Wassailing 101

There are a lot of special and unique parts of the cider culture, but perhaps none is as mysterious and exciting as Wassailing. This super-old tradition, which dates back to at least 1585, has its roots in Southern England, and is equal parts pagan rite and rowdy party.

Wassailing at Angry Orchard

Though there are a bunch of variations on the theme, the basic idea is that on the Twelfth Night of Christmas, people would go out into the dormant cider apple orchards and bless the trees by laying slices of bread or toast at the roots or tied to branches, and pour cider over the roots from the Wassail bowl. The groups (perhaps spurred on by imbibing some cider themselves) also sing to the trees, encouraging the spirits of the orchard to produce fine and abundant crops in season ahead, and to ward off evil energies.

The word “Wassail” is a permutation of an Old Norse salutation, ves heill, which means “to be in good health.” Wassailing has gained in popularity among modern cideries over the past decades, and happens all throughout the winter, not necessarily during the Christmas season. Cideries often invite family, friends and fans out to their orchard to cavort through the rows with torches in hand, singing and sometimes banging pots and pans, followed by gathering around a bonfire and drinking warm mulled cider. Some Wassail rites get quite witchy and rowdy, with face paint, masks and other adornments worn by participants.

cider wassail

Perhaps you’ve been Wassailing, or have seen fun photos of other people participating in the ritual on social media. Or, maybe this is the first you’ve ever heard of it! In an effort to share more info about this cider-specific tradition, we reached out to Susanna Forbes of Little Pomona, an esteemed cidery based in the legendary Hereford, England.

Though they don’t host a Wassail at their orchard, Susanna and her husband James have attended a number of Wassail festivals, starting about six years ago.

“Nothing quite prepares you for your first Wassail!” Forbes says. “Perhaps it’s the dark or the wintry conditions, but the excitement of the occasion seems massively heightened by the loud noises and flaming torches, and the importance of the quest of blessing the trees.”

While specific Wassailing events may differ, it’s all about “celebrating orchards, the lifeblood of cider,” as she puts it.

cider wassailing

If you plan to attend a Wassail ritual, Forbes advises bundling up with plenty of warm layers and suitable footwear, as the orchards can be quite muddy. She also suggests bringing along a tambourine or your own pots and pans. Wassailing songs and poems vary from place to place, but Forbes notes that her favorite one goes:

cider wassailing

Similarly, the mulled cider recipe is usually unique to each cidery, but if you need a little inspiration, she prefers this method:
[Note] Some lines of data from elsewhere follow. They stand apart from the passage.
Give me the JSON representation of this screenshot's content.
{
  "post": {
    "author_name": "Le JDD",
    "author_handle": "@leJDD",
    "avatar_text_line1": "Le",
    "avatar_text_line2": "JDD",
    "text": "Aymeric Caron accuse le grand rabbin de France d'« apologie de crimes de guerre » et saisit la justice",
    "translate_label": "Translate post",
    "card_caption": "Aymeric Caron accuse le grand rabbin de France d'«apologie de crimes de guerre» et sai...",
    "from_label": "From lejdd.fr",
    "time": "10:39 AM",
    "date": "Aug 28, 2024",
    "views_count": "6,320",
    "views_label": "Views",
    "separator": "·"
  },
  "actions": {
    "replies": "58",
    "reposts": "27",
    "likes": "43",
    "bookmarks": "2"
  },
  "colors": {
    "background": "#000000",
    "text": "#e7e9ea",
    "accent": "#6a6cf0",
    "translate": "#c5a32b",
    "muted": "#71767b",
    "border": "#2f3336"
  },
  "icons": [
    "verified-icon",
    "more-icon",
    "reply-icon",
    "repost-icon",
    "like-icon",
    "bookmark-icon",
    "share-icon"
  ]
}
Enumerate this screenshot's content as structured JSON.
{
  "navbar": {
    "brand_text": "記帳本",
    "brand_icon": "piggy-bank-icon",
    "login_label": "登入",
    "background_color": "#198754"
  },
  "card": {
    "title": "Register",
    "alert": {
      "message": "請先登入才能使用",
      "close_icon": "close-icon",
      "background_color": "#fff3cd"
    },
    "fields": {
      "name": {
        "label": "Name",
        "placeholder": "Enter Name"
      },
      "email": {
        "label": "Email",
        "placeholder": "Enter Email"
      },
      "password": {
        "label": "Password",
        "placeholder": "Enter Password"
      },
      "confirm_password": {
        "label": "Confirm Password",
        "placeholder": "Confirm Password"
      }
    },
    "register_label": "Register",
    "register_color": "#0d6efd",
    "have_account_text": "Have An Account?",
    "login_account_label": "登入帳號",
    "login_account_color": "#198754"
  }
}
“Use a juicy cider! Ours are all technically dry so we do add some brown sugar, plus a special blend of spices: We stud an orange with cloves, add a cinnamon stick or two, throw in a star anise, and freshly grate some nutmeg as it warms. Finally, if you like, add a splash of calvados to taste!”

cider wassailing

In the UK, Wassailing was historically centered on the traditional cider regions in the southwest part of the country, but the Forbes note that they’ve counted 30 counties hosting Wassail ceremonies this year. In the US, we’ve seen Wassailing events planned at a bunch of cideries in the US, as well (for a nice, comprehensive list, see this write up in Tradfolk).

cider wassailing

For example, at Virtue Cider in Michigan, the Winter Wassail offers revelers a day of music, traditional Wassail food, mask-making, mulled cider, bonfires, firepits and a march through the orchards to bless the trees for a bountiful harvest.

cider wassailing

At the annual Wassail Winter Festival in February at Angry Orchard in Walden, NY, includes live music, dance performance, outdoor games and competitions, a huge bonfire, chanting through the orchard with lit torches and cider in hand, and the release of its Wassail Wooden Sleeper cider.

Wassail at Courthouse Creek

At Courthouse Creek Cider, in Maidens, Virginia, the Annual Wassail in the Orchard, a Wassail King & Queen lead the costumed group through the orchard to sing, chant and get loud to frighten off any evil spirits in the orchard that may be lurking in the branches. Afterwards, they light a bonfire and serve traditional hot Wassail cider and a special food menu all day.

What are your experiences with Wassailing? Is there a cidery near you that hosts one each year? We want to know all about it! Join in on the comments or DM us via Instagram.

  • Feature, lyrics, reveler in laurel crown and Wassail Wooden Sleeper photos: Angry Orchard
  • All other photos: Virtue Cider